If you're a seafood fan like us, you'll be happy to hear that October is National Seafood Month. We will be highlighting sustainable (and delicious) U.S. seafood with new features, videos, and more. Follow along online using the tag #SeafoodMonth. Please start by digging into the seafood features below!
Visit FishWatch—the nation's database on sustainable seafood—to find up-to-date information on the status of some of the nation’s most valuable marine fish harvested in U.S. federal waters as well as U.S. farmed fish that help meet our country’s growing seafood demand. FishWatch helps consumers make educated seafood choices.
Mark your calendar for National School Lunch Week
October 15-19, 2018!
The #NSLW18 theme is “School Lunch: Lots 2 Love,” which was designed to help students and school nutrition professionals connect and share what each loves most about school lunch with parents, school officials, the media and the general public. Start planning your celebration today—Click here for more information!
Over the years, many of you have reached out to us because you want to launch (or scale) food recovery in your region. But we had to do it right. These past three years, we worked hard to design, prototype, launch and learn. We scaled Food Recovery in Pittsburgh. Almost 8,000 people have downloaded our Food Rescue Hero app. In the last 3.5 years, we have completed over 28,727 rescues, resulting in 4.5 million pounds of rescued food.
This is the largest scale of retail food rescue in any urban region. And now, we want to help you make it happen in your city.
Date: Tuesday, October 30 Time: 12:00PM To join the webinar on October 30, click here.
Alaska Farm Bureau’s Friday Forum, Scholarship Banquet and Annual Meeting:
November 16 & 17, 2018
Crowne Plaza in Anchorage
Friday we’ll hear from Representative Tarr on the Food Security Subcommittee meetings, get the status of the new hemp laws, learn about findings in the Movi study and more! Saturday the Alaska Farm Bureau conducts business including setting 2019 Legislative Priorities.

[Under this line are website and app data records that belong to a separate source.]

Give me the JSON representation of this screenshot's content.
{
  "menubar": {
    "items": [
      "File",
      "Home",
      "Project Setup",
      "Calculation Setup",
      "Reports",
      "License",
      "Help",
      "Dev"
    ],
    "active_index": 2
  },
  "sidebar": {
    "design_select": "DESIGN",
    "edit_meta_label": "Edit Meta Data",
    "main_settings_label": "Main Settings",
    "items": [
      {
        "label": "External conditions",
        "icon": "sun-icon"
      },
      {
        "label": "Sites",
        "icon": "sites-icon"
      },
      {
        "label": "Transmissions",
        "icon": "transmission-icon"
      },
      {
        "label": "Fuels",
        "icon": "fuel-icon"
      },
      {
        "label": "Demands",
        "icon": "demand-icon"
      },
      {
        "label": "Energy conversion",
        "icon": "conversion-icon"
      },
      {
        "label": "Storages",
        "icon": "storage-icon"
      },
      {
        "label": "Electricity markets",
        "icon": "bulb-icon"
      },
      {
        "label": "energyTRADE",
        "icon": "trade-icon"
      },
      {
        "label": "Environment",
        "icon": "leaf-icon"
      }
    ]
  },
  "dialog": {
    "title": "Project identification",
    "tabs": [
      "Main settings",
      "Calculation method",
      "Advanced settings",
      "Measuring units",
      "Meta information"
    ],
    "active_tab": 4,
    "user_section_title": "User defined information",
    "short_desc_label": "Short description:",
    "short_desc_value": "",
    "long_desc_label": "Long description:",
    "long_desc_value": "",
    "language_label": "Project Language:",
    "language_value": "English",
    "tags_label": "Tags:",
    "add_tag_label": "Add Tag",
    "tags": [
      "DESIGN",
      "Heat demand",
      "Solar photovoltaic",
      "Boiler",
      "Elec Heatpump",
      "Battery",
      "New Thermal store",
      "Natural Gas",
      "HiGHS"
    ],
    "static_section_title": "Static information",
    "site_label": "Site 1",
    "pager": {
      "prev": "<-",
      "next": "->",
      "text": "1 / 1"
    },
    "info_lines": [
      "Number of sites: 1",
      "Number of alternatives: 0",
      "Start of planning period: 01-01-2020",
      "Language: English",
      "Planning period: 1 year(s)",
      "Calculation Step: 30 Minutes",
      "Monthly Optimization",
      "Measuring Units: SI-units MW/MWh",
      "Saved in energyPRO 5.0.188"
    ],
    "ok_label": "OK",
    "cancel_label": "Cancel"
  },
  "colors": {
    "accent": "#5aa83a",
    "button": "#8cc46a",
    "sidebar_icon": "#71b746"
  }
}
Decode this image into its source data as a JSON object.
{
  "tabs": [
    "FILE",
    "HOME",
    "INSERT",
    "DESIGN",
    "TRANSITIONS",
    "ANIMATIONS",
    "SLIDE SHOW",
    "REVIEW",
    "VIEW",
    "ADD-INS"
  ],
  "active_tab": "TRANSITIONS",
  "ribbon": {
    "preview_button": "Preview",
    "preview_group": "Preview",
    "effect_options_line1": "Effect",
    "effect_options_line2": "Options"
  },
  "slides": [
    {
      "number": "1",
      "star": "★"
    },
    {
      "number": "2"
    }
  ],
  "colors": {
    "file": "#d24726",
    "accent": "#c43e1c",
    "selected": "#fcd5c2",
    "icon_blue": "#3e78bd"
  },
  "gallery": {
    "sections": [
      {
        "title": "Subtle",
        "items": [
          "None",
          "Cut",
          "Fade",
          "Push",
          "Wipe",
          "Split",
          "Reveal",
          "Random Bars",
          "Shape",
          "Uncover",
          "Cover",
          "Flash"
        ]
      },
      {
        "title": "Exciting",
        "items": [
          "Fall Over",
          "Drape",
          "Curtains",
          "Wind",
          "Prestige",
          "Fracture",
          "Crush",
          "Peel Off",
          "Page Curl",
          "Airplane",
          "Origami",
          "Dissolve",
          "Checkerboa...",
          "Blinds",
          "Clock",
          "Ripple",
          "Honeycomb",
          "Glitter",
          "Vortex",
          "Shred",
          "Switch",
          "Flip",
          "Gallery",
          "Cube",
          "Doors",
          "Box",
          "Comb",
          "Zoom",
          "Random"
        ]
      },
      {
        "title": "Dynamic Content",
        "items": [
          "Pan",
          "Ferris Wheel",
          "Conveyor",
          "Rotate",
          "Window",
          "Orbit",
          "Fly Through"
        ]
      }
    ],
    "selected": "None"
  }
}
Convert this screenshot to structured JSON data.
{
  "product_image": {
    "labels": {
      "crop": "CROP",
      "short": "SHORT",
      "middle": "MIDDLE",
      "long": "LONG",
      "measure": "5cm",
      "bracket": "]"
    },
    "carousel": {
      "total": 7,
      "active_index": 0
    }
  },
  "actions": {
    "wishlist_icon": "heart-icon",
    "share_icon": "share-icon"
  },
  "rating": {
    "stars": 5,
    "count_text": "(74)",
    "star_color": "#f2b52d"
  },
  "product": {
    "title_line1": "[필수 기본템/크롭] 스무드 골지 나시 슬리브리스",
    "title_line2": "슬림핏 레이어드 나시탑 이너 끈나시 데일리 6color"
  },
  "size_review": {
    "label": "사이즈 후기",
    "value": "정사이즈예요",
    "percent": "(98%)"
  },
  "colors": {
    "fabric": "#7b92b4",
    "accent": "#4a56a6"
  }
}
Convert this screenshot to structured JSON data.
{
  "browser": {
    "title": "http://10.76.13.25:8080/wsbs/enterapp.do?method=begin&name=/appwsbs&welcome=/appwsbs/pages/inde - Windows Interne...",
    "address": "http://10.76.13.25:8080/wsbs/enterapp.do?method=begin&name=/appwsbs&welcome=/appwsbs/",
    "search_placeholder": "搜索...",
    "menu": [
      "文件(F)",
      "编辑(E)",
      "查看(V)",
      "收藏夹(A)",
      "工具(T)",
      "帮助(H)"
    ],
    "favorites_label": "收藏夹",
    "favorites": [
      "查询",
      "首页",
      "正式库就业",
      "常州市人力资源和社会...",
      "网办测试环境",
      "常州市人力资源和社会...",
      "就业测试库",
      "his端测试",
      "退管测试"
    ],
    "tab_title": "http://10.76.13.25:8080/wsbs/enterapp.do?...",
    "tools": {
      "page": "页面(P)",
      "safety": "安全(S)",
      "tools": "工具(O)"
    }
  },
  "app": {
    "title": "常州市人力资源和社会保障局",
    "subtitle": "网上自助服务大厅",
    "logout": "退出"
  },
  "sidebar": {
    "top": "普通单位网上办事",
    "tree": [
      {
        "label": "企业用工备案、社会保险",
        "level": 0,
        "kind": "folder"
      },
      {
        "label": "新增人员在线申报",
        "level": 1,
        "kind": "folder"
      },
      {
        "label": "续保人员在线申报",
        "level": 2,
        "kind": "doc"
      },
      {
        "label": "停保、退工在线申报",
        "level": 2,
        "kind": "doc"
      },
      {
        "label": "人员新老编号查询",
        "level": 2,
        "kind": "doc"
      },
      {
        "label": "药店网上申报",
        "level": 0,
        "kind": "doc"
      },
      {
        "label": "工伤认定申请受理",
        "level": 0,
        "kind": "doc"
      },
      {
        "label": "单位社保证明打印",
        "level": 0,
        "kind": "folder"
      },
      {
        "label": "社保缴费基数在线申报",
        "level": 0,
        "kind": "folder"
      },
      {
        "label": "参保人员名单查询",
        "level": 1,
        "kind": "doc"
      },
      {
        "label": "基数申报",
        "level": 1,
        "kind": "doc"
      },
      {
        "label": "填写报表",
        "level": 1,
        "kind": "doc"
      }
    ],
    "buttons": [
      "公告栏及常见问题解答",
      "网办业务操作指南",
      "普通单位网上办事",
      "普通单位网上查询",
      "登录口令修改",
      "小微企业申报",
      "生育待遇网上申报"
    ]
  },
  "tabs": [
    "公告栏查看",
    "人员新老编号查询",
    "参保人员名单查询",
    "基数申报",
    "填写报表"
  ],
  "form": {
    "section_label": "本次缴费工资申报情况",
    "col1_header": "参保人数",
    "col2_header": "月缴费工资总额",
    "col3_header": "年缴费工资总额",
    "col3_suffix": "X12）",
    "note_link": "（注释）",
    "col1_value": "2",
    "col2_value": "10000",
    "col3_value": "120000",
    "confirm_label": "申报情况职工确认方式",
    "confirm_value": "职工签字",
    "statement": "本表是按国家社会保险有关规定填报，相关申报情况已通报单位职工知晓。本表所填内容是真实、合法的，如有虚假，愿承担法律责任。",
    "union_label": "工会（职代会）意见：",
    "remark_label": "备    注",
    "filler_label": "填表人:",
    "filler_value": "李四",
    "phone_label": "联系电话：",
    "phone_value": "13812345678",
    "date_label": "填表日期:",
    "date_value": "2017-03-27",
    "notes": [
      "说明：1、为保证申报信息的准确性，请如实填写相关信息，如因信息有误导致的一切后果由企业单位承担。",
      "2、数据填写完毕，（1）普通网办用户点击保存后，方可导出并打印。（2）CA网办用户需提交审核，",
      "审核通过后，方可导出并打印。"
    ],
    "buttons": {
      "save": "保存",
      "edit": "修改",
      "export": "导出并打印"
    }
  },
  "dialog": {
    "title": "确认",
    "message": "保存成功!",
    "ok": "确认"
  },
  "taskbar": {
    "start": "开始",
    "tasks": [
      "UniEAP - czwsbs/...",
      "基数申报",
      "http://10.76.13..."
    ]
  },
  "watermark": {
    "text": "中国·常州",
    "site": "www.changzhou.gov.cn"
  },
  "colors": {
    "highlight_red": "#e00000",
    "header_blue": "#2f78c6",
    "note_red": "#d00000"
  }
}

What: This gathering began in 2015 when commercial farmers and producers in Southeast Alaska decided to come together to learn from one another about producing local food in a challenging growing environment and how to bring these products to market. Since then, this summit has met every other year in a different community to reconnect, expand their knowledge, and share their experiences with a growing network of local food producers. The 2019 Farmer’s Summit will be the third annual gathering for current commercial growers and for those who would like to explore this potential in our region.
We hope to continue to hold this meeting every other year with the long-term goal of building medium to large-scale food production to strengthen food security in Southeast Alaska. Together, we will build a robust local food economy in Southeast Alaska!